The two lines of text pictured above show the difference between type set simply by entering and forgetting about it (top), and type that has been manually kerned (bottom). As digital type has matured, the defaults are getting rather good. Hinting of the more common professional typefaces is generally done well, but manual work by the designer is often still needed to take it the extra mile.
However, when you hit a certain size with your type, it becomes hard to apply traditional kerning reliably. 12 pixel high type rarely benefits, unless the gaps are too obvious to ignore.
This is because when working with small enough sizes, a whole new set of problems is introduced. The algorithms used to generate type hit the pixel barrier: no stroke or curve can be reduced smaller than a single pixel in width. Anti-aliasing offers a method around this, by half-toning two or three pixels instead of setting one to full intensity. The optical effect is a smoother curve, which will often appear thinner.
But anti-aliasing is problematic, as the extra pixels add blur. And since it’s an all-or-nothing proposition, you will find them blurring in spots that you really would rather they didn’t.

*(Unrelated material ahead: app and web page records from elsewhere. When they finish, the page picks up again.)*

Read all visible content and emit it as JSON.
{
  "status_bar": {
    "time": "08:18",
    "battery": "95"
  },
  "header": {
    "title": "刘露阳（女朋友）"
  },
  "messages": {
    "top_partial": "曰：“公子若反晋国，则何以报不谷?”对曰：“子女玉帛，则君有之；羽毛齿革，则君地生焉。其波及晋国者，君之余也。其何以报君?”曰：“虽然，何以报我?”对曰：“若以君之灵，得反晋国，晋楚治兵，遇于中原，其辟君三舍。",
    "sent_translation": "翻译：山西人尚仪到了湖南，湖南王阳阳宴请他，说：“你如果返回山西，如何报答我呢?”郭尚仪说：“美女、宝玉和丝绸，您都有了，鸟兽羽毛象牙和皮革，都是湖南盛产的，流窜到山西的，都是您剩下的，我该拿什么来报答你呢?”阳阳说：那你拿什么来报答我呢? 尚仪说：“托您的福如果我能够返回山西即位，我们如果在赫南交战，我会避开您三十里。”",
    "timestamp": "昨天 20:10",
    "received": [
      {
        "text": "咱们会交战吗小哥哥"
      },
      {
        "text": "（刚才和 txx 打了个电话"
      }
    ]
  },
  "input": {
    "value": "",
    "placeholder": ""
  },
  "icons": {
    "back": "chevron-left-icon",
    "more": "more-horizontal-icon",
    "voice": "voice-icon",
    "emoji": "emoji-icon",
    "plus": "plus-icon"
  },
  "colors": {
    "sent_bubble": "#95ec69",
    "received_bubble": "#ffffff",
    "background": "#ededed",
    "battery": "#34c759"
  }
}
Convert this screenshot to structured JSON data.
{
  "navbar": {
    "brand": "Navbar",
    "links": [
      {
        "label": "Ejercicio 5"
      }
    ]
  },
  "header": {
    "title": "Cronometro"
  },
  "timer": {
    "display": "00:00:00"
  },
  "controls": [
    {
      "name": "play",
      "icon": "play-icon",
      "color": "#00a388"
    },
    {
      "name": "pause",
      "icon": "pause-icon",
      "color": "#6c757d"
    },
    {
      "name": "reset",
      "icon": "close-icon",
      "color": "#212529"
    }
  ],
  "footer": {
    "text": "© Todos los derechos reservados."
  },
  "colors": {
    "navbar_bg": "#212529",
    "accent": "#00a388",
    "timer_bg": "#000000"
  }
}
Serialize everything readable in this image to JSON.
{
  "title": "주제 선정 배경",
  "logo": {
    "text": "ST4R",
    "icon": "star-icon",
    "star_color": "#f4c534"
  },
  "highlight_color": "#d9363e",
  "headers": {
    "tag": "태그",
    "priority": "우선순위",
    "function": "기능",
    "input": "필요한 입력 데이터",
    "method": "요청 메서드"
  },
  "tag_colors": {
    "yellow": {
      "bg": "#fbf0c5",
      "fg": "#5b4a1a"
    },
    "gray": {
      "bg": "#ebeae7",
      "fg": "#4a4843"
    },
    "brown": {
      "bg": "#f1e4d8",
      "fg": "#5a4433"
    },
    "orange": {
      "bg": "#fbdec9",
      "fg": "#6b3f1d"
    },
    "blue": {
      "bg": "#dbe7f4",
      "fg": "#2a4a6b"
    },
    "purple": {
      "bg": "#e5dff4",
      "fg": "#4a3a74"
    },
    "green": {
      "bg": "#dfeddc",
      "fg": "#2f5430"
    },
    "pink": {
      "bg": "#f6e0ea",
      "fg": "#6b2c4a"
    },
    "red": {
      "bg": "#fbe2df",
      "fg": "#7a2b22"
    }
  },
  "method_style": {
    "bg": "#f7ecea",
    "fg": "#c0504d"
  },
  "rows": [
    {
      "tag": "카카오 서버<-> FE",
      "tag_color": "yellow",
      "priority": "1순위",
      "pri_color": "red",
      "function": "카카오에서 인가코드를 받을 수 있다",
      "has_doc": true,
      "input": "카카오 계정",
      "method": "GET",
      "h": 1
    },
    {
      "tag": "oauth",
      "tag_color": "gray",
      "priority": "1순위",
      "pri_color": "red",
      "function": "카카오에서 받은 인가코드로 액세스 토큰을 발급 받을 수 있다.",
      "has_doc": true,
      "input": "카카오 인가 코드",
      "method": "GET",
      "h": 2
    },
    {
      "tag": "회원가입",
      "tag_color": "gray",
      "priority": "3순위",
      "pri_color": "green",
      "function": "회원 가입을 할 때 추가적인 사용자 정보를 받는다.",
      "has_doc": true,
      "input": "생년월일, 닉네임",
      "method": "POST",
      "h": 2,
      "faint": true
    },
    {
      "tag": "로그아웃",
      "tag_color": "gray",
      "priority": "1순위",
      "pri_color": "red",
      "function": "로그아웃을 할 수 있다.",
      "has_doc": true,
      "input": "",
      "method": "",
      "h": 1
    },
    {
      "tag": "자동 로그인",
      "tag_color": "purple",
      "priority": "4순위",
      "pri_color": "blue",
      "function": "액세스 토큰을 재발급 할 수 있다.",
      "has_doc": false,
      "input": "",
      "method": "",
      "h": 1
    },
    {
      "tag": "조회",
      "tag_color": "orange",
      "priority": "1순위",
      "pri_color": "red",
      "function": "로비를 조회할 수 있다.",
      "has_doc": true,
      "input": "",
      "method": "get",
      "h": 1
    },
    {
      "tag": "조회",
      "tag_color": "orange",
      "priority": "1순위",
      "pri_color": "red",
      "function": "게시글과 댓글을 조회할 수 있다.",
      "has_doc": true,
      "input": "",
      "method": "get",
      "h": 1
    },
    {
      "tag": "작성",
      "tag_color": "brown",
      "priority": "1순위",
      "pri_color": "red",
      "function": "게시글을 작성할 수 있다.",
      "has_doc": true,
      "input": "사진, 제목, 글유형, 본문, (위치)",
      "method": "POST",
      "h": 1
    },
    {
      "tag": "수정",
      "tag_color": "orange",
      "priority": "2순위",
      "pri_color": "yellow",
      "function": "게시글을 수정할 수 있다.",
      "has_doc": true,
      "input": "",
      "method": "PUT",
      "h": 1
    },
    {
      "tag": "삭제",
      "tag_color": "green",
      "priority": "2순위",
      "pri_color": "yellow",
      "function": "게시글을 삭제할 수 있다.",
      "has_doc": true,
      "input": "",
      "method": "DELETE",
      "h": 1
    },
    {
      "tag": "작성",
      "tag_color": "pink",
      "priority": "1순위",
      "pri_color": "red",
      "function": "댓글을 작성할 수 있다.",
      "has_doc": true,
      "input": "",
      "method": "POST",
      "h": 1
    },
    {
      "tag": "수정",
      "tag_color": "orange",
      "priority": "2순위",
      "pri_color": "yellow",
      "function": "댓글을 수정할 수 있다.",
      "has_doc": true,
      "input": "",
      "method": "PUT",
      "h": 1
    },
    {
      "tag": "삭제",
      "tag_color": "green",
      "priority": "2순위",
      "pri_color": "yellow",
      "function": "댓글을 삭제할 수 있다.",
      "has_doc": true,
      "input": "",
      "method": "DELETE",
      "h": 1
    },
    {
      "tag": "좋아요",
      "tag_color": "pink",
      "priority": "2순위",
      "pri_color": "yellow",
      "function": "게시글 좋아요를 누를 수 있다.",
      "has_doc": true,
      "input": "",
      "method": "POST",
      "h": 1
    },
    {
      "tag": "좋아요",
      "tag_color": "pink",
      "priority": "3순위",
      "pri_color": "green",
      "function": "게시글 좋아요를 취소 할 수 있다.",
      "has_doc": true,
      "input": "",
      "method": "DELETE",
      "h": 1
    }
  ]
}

In the above image, you’ll notice the stems (vertical strokes on either side) of the U are two grey pixels thick, instead of a single black pixel. The type display algorithm has essentially decided the center line for each stroke falls between the two pixels, so each is shaded. It’s hard for the software, but easy for us to see that this results in a blurry U. Fortunately the tools exist that allow us to fix it.
The Photoshop dialogue at right highlights the adjustment tool you’ll be looking for. By specifying a positive or negative integer, you control how much space displays between each letter. This is the same spot you’d go to kern. Note that your cursor has to be placed between two letters in order to work, without either highlighted.
For the purposes of our aliasing however, we’re not so much concerned about the letter spacing as we are of where the type falls on the pixel grid. By playing with the values, it’s possible to bump each letter off whatever axis is causing it to render sloppy, and tighten up the letters.
The dropdown shown above has some default values you can choose from, but often times you’ll want to add a number in between those, which you have to type. That gets tedious. I just discovered this week that by hitting Option + (left or right arrow) [Mac] or ALT + (left or right arrow) [Win], you can adjust the spacing in increments of 20, which in most cases is good enough.
Compare and contrast the above images. Subtle changes can make a world of difference to final legibility.